Private or public – either scenario for Dell will be interesting to watch.
One of the most difficult skills I’ve worked hard to master as an entrepreneur is the ability to see the world six months out. Even more difficult is finding that balance between pleasing shareholders and driving innovation forward, which is why I respect any moves management takes that are aimed at improving innovation.
However, I must admit that I nearly spit out my morning coffee when I overheard a rumor that — on the heels of the expectation of going private — Mr. Dell told his employees: “Welcome to the world’s biggest startup.”
After founding three startups, I can tell you with confidence that there is no way Dell has the culture or the ass-kicking visionary à la Steve Jobs that it needs to be even remotely considered a startup.
The real battle at Dell is not going to be with shareholders – it’s going to be a battle to reform culture.
The entire reason for existence of a startup company is innovation. Employees pull together to create something exciting and magical, while the companies themselves invest most of their time, energy and dollars on developing potentially disruptive products.
I’d sooner expect to see a magic unicorn than something innovative from Dell.

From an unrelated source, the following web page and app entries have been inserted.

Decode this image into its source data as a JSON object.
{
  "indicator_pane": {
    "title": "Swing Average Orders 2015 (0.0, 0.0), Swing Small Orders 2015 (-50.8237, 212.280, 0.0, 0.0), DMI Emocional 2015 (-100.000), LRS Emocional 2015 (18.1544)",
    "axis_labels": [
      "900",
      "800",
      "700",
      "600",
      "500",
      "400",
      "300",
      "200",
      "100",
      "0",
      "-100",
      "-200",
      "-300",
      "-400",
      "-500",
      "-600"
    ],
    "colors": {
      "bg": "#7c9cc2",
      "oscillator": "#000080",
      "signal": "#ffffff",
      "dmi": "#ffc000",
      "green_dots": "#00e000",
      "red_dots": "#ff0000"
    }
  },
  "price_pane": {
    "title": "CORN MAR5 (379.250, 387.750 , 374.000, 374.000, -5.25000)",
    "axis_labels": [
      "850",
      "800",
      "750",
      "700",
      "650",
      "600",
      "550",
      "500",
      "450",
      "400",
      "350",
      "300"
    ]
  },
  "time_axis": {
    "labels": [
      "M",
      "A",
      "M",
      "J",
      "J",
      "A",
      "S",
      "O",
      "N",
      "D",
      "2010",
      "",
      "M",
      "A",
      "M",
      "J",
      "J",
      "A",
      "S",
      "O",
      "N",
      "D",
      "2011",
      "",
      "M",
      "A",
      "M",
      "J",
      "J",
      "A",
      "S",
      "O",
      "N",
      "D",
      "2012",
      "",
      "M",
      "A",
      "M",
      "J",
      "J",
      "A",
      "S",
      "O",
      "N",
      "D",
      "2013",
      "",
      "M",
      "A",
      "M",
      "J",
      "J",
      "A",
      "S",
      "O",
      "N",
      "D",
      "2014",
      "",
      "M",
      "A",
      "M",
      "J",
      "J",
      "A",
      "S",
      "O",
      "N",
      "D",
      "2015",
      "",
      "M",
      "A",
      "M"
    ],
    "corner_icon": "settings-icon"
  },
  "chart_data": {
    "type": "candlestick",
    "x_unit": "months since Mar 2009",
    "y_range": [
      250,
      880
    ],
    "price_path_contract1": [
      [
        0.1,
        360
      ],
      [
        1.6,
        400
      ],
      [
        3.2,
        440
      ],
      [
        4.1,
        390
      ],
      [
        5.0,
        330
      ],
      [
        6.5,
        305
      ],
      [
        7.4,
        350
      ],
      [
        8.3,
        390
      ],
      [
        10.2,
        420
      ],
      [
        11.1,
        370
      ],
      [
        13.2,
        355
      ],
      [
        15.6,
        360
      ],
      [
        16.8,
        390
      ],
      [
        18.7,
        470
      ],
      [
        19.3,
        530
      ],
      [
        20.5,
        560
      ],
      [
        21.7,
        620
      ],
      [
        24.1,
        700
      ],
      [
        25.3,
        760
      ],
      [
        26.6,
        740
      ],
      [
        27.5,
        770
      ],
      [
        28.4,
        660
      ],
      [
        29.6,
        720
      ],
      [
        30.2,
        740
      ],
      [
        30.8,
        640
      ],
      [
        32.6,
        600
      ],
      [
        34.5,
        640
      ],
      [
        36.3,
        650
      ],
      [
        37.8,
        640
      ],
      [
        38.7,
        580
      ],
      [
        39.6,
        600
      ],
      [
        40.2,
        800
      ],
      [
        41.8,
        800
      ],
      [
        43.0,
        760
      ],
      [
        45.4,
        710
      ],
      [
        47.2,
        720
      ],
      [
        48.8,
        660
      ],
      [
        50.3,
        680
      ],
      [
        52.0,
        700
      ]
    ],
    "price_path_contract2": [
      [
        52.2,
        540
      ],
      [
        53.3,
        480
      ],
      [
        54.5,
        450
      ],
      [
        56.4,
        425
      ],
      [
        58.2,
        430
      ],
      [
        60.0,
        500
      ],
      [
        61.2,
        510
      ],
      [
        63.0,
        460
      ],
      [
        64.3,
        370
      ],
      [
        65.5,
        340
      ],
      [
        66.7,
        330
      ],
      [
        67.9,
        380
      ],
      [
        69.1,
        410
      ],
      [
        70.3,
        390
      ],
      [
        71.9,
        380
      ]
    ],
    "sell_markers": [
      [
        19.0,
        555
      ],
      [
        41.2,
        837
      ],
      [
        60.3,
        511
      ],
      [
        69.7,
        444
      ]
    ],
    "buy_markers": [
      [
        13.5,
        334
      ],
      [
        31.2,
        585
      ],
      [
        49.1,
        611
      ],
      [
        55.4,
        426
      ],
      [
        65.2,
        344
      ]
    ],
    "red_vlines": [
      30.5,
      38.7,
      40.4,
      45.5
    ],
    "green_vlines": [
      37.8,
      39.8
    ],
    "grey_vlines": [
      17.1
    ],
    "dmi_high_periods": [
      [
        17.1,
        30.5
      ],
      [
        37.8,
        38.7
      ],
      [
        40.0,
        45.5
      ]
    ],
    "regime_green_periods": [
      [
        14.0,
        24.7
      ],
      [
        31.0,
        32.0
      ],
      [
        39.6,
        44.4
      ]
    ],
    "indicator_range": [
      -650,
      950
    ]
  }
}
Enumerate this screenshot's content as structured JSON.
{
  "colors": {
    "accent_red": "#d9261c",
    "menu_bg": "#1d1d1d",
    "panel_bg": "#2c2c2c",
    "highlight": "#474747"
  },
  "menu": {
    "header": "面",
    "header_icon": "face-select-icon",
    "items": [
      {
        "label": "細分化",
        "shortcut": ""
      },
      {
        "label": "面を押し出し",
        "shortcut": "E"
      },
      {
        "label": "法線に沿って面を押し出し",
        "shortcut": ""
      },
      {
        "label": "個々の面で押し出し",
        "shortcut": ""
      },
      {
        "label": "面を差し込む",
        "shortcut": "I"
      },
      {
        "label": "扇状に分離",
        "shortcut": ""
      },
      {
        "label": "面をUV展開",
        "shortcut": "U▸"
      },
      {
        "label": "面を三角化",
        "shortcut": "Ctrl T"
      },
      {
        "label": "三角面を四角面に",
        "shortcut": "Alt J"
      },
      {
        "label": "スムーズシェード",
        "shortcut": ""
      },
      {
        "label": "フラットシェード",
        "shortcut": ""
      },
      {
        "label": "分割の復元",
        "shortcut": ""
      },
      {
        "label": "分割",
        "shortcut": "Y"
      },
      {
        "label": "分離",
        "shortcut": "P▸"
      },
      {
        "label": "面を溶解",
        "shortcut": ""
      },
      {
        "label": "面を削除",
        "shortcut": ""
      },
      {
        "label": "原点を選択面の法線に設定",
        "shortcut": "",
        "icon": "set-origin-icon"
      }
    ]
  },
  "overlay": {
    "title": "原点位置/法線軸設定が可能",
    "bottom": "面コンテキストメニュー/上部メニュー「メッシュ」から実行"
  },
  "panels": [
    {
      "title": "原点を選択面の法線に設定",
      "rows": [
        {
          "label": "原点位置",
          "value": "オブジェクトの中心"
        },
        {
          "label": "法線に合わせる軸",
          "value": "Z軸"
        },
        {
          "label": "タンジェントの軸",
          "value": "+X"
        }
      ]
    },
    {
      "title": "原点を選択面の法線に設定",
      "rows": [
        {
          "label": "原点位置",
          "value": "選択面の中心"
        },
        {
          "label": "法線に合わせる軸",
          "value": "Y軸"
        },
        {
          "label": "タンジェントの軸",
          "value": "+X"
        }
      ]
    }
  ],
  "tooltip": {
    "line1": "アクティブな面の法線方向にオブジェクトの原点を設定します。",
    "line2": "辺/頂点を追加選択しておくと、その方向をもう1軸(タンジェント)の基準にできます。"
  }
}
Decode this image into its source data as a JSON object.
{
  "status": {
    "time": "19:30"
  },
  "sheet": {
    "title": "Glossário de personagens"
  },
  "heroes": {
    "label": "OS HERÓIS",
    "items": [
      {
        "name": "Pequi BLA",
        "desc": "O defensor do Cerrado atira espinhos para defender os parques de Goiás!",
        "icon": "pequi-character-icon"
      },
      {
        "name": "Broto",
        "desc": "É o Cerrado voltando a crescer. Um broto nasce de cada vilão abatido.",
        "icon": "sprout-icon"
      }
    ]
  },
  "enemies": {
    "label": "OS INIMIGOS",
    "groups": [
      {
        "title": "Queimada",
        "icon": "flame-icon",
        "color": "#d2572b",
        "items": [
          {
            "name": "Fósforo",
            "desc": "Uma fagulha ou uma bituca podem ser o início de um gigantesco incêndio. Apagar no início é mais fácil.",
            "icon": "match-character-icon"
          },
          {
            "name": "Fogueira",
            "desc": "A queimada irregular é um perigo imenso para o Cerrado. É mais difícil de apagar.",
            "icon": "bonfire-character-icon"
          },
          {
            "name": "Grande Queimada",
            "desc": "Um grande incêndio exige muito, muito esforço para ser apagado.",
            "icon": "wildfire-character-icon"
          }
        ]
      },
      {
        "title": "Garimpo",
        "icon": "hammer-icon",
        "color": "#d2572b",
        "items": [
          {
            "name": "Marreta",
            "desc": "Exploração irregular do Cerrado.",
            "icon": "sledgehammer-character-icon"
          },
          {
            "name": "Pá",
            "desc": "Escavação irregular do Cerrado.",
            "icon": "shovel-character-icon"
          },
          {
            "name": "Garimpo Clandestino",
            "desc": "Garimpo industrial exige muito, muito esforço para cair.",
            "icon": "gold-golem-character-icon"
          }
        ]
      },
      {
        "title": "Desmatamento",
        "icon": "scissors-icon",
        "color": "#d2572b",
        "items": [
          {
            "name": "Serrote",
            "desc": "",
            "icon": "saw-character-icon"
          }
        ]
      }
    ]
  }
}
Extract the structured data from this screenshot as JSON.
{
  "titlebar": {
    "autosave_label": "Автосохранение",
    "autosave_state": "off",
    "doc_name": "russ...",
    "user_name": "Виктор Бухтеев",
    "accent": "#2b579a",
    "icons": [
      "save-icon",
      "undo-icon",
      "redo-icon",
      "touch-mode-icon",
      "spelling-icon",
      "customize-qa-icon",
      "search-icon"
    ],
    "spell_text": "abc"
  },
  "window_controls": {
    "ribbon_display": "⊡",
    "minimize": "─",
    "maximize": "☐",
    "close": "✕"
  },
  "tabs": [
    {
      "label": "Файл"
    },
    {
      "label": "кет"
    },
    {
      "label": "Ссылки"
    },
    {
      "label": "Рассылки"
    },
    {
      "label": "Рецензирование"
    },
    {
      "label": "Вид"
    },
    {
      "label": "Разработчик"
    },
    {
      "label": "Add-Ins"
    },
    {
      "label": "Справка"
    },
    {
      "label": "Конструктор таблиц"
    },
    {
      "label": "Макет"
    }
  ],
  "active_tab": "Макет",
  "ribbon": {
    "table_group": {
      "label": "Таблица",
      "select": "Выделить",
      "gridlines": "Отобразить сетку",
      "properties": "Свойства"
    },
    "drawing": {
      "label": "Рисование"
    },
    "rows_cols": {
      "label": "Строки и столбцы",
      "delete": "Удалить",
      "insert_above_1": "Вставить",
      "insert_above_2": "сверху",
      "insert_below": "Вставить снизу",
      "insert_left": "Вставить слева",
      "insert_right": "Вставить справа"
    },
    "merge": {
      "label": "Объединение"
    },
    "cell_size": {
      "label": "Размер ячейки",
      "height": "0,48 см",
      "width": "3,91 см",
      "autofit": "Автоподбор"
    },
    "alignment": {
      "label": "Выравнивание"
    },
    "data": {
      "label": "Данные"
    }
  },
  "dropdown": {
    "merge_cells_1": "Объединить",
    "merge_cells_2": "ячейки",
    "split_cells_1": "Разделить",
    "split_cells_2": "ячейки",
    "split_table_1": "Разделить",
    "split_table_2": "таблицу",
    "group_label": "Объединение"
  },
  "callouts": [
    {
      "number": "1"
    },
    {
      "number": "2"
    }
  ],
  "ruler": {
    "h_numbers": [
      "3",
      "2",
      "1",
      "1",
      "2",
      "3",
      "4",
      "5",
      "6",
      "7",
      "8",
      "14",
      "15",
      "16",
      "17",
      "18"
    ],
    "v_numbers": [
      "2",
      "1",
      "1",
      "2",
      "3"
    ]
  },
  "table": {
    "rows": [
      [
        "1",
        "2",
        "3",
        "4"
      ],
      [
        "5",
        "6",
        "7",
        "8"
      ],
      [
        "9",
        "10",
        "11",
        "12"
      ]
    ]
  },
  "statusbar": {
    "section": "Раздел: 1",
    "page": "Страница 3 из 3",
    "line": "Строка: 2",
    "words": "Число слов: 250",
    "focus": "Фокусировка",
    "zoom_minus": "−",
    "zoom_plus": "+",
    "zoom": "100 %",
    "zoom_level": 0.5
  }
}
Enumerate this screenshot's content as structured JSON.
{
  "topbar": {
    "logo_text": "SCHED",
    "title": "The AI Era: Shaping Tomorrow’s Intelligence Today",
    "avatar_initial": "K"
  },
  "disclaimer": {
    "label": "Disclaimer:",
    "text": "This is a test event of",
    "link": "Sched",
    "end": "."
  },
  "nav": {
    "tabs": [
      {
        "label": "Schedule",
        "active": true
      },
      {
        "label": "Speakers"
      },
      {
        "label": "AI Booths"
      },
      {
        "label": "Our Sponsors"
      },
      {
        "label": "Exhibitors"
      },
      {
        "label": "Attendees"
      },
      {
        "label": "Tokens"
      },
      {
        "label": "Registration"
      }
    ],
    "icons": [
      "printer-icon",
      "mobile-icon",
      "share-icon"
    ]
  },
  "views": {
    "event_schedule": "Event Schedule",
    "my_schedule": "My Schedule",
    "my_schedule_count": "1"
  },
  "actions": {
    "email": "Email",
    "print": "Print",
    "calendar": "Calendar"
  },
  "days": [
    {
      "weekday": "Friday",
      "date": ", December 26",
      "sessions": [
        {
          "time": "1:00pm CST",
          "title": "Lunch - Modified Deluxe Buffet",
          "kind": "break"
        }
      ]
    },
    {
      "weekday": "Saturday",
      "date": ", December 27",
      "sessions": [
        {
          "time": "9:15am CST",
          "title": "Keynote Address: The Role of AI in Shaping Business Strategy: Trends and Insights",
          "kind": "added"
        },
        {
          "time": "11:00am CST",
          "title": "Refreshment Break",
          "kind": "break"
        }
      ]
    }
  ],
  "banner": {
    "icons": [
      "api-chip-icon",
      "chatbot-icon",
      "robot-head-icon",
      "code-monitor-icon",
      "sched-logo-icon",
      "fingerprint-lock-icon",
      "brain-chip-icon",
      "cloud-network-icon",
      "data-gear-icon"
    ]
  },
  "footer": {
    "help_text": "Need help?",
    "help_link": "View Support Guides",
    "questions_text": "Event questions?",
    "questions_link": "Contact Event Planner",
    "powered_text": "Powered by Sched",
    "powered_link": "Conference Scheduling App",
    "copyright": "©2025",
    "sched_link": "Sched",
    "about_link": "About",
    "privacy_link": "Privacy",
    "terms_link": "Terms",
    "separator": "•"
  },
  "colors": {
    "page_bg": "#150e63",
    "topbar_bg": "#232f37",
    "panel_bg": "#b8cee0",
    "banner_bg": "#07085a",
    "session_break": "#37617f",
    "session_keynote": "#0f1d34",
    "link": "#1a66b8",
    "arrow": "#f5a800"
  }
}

For startups, that means easily spending over 50 percent of revenue just on R&D. Even when they’re out of the startup stage, innovative companies continue to spend roughly 12 percent of their revenue on research and development. And what’s Dell’s track-record on investing in innovation?
According to its public filings, Dell consistently spent 1 to 2 percent of revenue on R&D — this at a time when Wall Street traditionally likes to see that 10 percent R&D investment. Will Dell suddenly start spending at the levels it needs to? It could, but I’d sooner expect to see a magic unicorn than something innovative from Dell.
In my mind, Dell has become a brand surrounding a hollow shell. Unfortunately for Dell, it’s become the PC equivalent of The Invisible Man. I mean this literally: The rise of cloud computing means companies are buying Salesforce and Workday, for example — and whatever servers those cloud providers happen to be running on. And when companies aren’t buying Macs for their employees, they care more about reliability and cost than they do about the nameplate that’s glued to the machine.
As a SaaS provider, my company spent $2 million buying CPU time and storage on Amazon Web Services last year. We don’t know the brand and we don’t know the type of computer because everything’s virtual and in the cloud. All we do know is how much we pay for the cores, memory and disk space on those machines. Maybe they’re Dell computers, maybe not. I neither know nor care — and that’s about as damning as it gets for a hardware maker.
Clearly, it’s a whole new game for Dell — one that requires a different mindset from its leader and a new (and so far unseen) willingness to create the unexpected. It also needs to introduce and establish a completely new culture among its employees. Desperate times call for desperate measures. I just don’t believe a company mired in inertia can transform itself, especially one as desperate as Dell.